**DATASET EXCERPTS:**
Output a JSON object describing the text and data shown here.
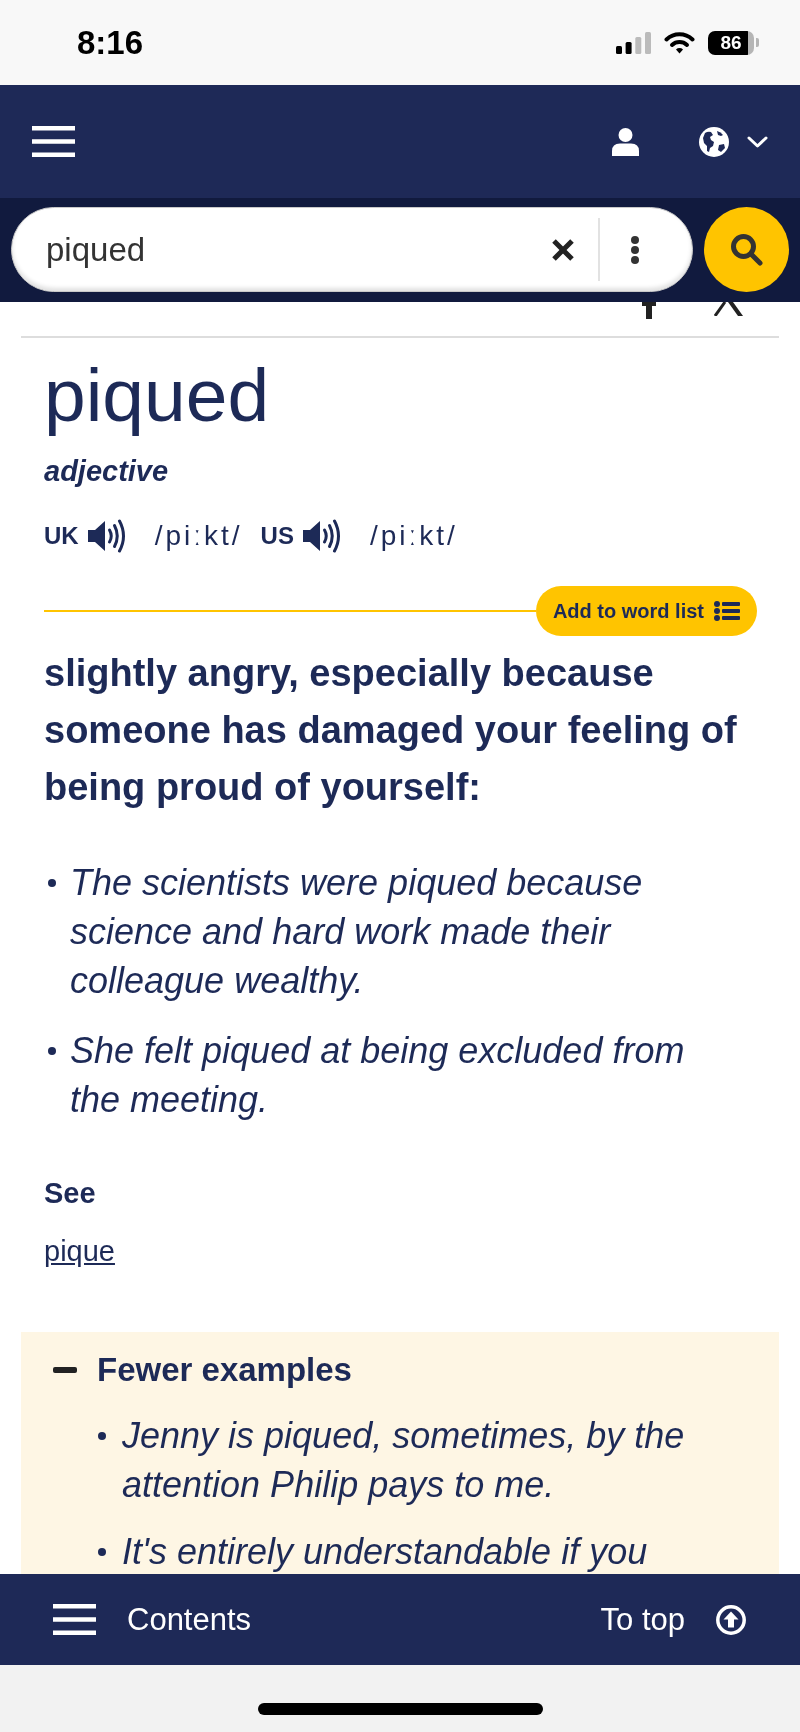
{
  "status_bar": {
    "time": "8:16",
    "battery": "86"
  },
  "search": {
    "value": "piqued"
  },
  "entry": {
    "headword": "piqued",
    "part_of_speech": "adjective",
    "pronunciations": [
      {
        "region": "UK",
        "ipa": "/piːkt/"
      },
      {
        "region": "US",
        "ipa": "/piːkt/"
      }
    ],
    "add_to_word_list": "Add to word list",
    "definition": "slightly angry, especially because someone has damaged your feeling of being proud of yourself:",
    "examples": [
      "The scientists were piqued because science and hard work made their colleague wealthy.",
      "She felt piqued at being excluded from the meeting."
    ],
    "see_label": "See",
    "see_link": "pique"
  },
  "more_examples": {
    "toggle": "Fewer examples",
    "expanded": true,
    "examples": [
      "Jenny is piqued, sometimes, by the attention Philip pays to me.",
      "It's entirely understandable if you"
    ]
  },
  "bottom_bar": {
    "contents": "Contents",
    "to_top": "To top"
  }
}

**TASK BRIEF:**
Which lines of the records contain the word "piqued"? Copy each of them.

**EXERCISE RESULT:**
    "value": "piqued"
    "headword": "piqued",
      "The scientists were piqued because science and hard work made their colleague wealthy.",
      "She felt piqued at being excluded from the meeting."
      "Jenny is piqued, sometimes, by the attention Philip pays to me.",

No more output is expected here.